**WHAT TO DO**
Pictures are not part of the copy. Write out exactly the lines from the line with "Convert this screenshot" through the end of the entries below.

Collected data
* * * * * * * * *
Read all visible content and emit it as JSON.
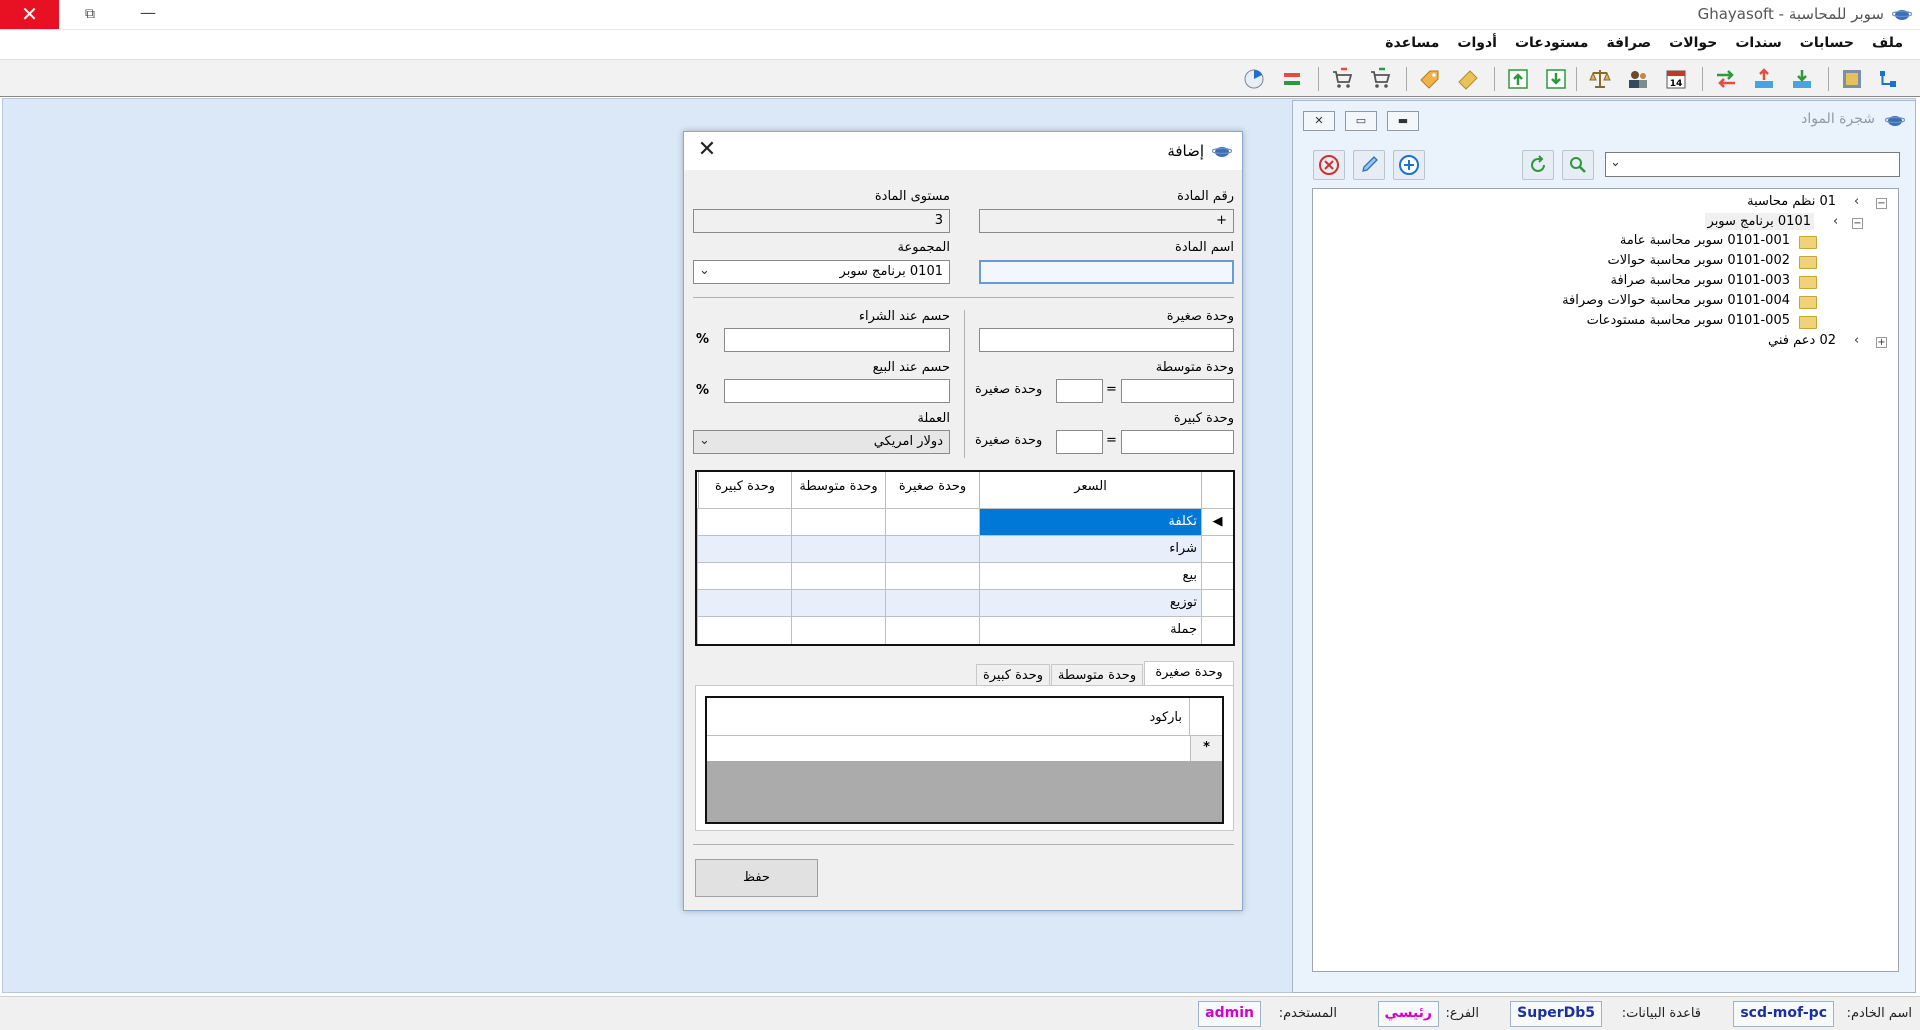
{
  "window": {
    "title": "سوبر للمحاسبة - Ghayasoft"
  },
  "menu": [
    "ملف",
    "حسابات",
    "سندات",
    "حوالات",
    "صرافة",
    "مستودعات",
    "أدوات",
    "مساعدة"
  ],
  "tree_panel": {
    "title": "شجرة المواد",
    "search_value": "",
    "nodes": [
      {
        "label": "01 نظم محاسبة"
      },
      {
        "label": "0101 برنامج سوبر"
      },
      {
        "label": "0101-001 سوبر محاسبة عامة"
      },
      {
        "label": "0101-002 سوبر محاسبة حوالات"
      },
      {
        "label": "0101-003 سوبر محاسبة صرافة"
      },
      {
        "label": "0101-004 سوبر محاسبة حوالات وصرافة"
      },
      {
        "label": "0101-005 سوبر محاسبة مستودعات"
      },
      {
        "label": "02 دعم فني"
      }
    ]
  },
  "dialog": {
    "title": "إضافة",
    "item_number_label": "رقم المادة",
    "item_number_value": "+",
    "item_level_label": "مستوى المادة",
    "item_level_value": "3",
    "item_name_label": "اسم المادة",
    "item_name_value": "",
    "group_label": "المجموعة",
    "group_value": "0101 برنامج سوبر",
    "small_unit_label": "وحدة صغيرة",
    "medium_unit_label": "وحدة متوسطة",
    "large_unit_label": "وحدة كبيرة",
    "equals": "=",
    "small_unit_suffix": "وحدة صغيرة",
    "purchase_discount_label": "حسم عند الشراء",
    "sale_discount_label": "حسم عند البيع",
    "percent": "%",
    "currency_label": "العملة",
    "currency_value": "دولار امريكي",
    "price_grid": {
      "headers": [
        "السعر",
        "وحدة صغيرة",
        "وحدة متوسطة",
        "وحدة كبيرة"
      ],
      "rows": [
        "تكلفة",
        "شراء",
        "بيع",
        "توزيع",
        "جملة"
      ]
    },
    "tabs": [
      "وحدة صغيرة",
      "وحدة متوسطة",
      "وحدة كبيرة"
    ],
    "barcode_header": "باركود",
    "new_row_marker": "*",
    "save_label": "حفظ"
  },
  "status": {
    "server_label": "اسم الخادم:",
    "server_value": "scd-mof-pc",
    "db_label": "قاعدة البيانات:",
    "db_value": "SuperDb5",
    "branch_label": "الفرع:",
    "branch_value": "رئيسي",
    "user_label": "المستخدم:",
    "user_value": "admin"
  },
  "colors": {
    "accent_selection": "#0078d7",
    "close_red": "#e81123",
    "status_blue": "#1a2fa0",
    "status_magenta": "#d400d4"
  }
}
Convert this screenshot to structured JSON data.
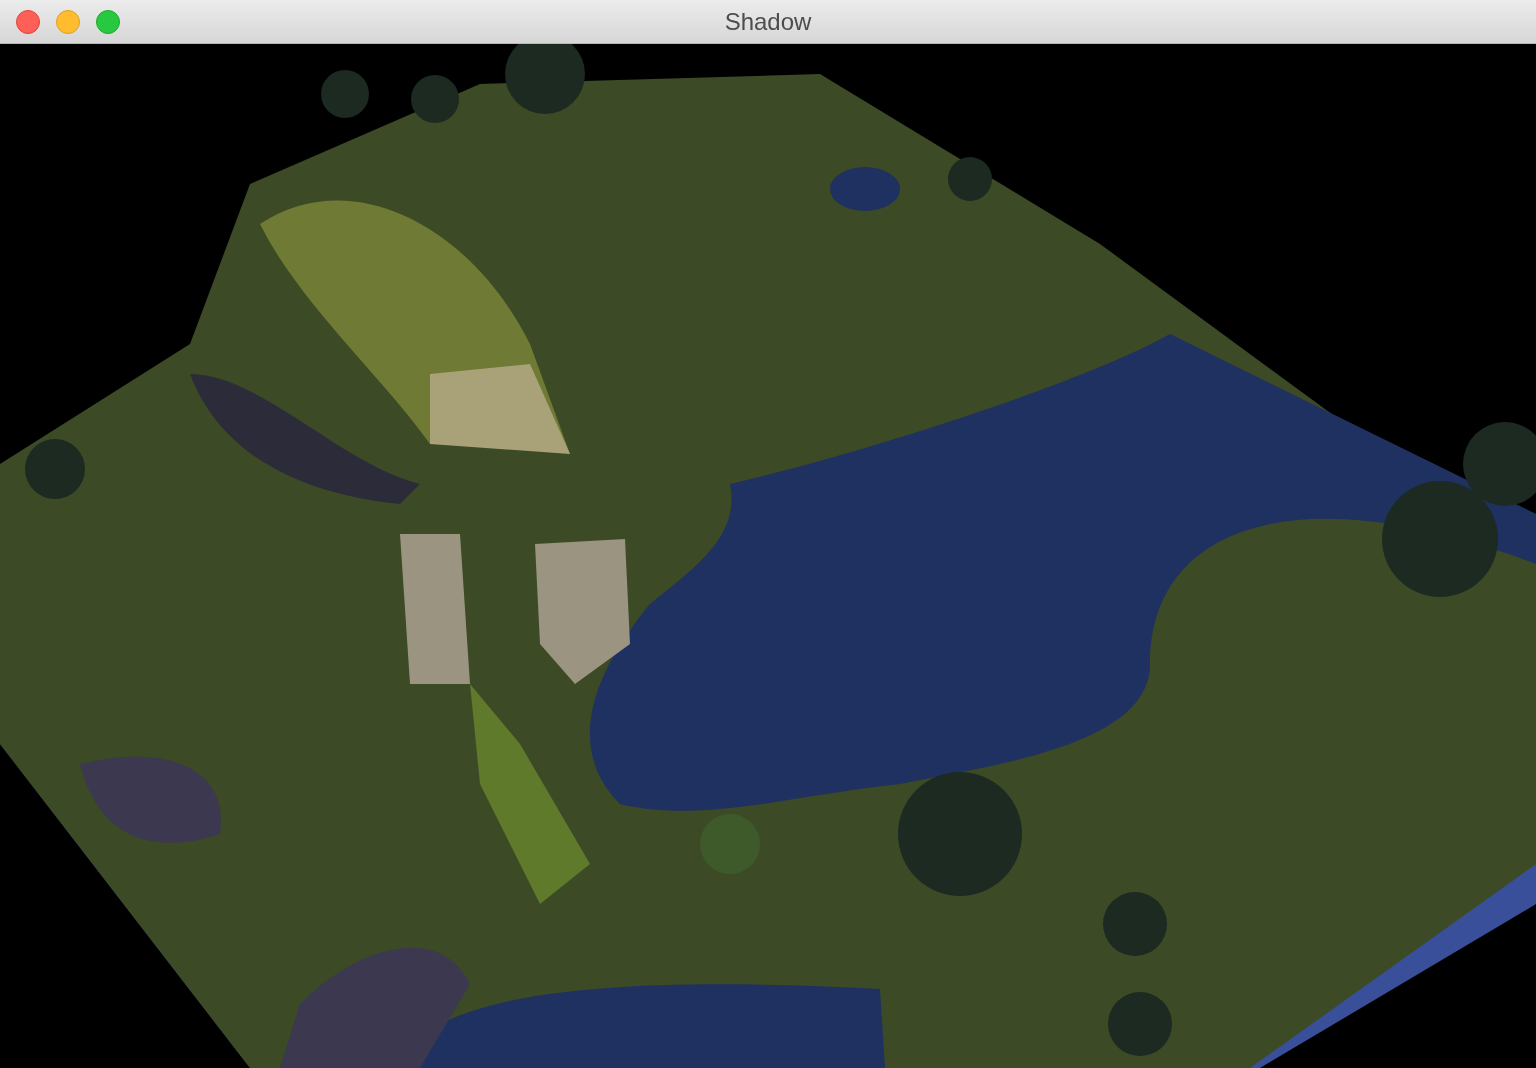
{
  "window": {
    "title": "Shadow"
  }
}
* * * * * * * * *
**RESPONSE TO THE TASK**
Convert this screenshot to structured JSON data.
{
  "window": {
    "title": "Shadow"
  }
}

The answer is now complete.